Prosthetics and a mouse - Blog


Post 2 - Background

Factors exacerbating the difficulties faced by people in need of prosthetics have been highlighted on the Limb Forge website. One of the largest issues is that thirty to one hundred million people are lacking sufficient access to prosthetic care, with only one in ten individuals in need, have access to prosthesis care.

A large reason for this limited access is the cost involved in creating complicated, customised parts to fit each individual.

3D printing technology is drastically democratising manufacturing of customised parts. Its ability to rapidly and at a low cost produce complicated parts are ideal for the prosthesis industry because of the ease that parts can be modified. The inherent differences in the dimensions and needs of individuals is a factor in the huge cost of traditional prosthetics. 3D printing is also decentralising manufacturing, meaning that people in need on prosthetics have less of a reliance on the specialised tools normally needed to create prosthetics and allow parts to be printed locally.  

Through 3D printing services, such as 3D Hubs with a network of over 7,000 manufacturing services and Shapeways, anyone with an internet connection and a computer can now access 3D printed parts.
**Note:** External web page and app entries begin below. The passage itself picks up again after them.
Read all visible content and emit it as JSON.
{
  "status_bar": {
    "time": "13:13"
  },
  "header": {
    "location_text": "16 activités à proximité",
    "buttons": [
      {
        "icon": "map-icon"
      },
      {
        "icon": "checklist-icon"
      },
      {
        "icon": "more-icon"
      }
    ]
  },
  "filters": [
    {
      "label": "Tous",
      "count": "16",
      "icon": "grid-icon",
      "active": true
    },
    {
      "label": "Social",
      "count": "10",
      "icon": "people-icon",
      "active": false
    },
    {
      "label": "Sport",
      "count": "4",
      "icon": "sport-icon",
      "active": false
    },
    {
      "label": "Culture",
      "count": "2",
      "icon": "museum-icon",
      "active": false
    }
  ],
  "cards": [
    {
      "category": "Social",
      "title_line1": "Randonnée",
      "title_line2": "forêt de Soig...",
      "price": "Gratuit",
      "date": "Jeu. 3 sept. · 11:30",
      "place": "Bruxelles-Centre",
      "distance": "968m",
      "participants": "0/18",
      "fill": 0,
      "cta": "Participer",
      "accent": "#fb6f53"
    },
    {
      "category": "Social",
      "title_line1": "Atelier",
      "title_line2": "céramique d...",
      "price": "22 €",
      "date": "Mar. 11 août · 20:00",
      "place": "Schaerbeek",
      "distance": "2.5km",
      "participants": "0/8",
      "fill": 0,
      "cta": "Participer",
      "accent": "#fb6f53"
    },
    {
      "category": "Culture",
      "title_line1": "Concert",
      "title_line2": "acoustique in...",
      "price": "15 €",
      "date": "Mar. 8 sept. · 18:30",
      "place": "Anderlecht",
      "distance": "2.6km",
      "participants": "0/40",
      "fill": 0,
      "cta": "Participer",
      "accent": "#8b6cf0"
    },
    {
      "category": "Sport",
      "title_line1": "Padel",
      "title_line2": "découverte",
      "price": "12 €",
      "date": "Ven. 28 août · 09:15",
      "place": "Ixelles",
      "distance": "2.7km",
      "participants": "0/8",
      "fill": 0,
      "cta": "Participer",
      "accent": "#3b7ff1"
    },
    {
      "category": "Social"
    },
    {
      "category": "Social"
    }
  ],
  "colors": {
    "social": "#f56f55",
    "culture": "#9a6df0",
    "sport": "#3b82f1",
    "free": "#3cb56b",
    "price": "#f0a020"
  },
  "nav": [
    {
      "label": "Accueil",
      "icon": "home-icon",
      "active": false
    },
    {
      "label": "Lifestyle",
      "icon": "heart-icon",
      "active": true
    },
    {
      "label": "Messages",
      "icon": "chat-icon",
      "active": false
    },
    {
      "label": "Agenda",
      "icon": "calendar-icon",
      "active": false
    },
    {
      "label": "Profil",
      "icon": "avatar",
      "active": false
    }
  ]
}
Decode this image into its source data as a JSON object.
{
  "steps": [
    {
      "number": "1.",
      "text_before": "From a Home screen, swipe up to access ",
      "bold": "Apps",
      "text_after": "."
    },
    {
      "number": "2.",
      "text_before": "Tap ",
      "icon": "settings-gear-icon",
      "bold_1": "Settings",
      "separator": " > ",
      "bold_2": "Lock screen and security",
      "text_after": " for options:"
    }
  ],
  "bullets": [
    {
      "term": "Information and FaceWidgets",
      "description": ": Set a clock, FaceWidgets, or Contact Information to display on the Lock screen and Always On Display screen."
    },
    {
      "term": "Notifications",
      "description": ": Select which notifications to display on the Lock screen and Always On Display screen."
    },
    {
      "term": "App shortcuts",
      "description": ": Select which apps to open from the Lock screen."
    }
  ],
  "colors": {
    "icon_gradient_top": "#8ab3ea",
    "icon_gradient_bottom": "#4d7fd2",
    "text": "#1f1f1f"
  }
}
Through 3D printing, accessing complicated, customised prosthesis parts are now becoming available and affordable to more people.

Unfortunately, not all those in need have access to computers or 3D printing services.
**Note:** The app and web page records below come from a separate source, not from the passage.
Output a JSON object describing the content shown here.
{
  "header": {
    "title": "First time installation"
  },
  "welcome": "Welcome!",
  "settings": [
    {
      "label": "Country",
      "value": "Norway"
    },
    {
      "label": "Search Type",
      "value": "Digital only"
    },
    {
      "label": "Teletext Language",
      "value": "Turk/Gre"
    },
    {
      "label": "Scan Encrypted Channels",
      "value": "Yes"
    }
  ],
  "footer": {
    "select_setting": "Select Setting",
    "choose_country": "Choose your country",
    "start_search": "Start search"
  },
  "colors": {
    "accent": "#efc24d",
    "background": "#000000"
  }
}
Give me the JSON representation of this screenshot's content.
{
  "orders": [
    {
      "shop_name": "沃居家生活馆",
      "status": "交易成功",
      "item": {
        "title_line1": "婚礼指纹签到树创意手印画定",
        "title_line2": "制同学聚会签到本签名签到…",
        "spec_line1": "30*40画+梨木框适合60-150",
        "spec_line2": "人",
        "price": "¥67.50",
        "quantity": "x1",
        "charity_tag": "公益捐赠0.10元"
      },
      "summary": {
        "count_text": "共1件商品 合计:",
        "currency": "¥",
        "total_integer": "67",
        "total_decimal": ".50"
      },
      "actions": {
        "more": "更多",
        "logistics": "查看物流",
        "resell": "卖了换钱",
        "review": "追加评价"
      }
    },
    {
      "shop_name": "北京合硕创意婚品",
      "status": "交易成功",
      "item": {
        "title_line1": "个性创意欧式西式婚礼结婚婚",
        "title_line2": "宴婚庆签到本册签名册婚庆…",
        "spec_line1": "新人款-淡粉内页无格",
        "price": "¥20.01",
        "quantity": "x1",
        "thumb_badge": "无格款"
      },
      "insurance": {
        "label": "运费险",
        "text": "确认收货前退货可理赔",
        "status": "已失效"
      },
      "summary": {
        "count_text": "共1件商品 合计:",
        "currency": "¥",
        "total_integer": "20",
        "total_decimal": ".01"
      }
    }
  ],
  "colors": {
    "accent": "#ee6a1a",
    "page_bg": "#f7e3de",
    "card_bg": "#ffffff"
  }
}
An online community closing this lack of access and providing these specialized parts to those in need is Enabling the future.

Enabling the future is tackling this problem by uniting people with the means to those in need. They are achieving this through an open source platform, where volunteers design 3D models of prosthetics, upload the files to the website, are then printed by the users with low-cost 3D printing.

Screen Shot 2018-02-26 at 8.34.23 pm.png

From Enabling the future website and downloaded via Thingiverse.

Requires wrist to activate grasp and one grip pattern.

Open-source and low cost

Screen Shot 2018-02-26 at 8.38.43 pm.png

Myoelectric controlled,

Fourteen grip patterns,

Customisable, long lasting and expensive.

Screen Shot 2018-02-26 at 8.44.31 pm.png

Large control points,

Moderate low cost.


Screen Shot 2018-02-26 at 8.47.55 pm.png

No hands required,


Poor accuracy and control.


Cory Dolman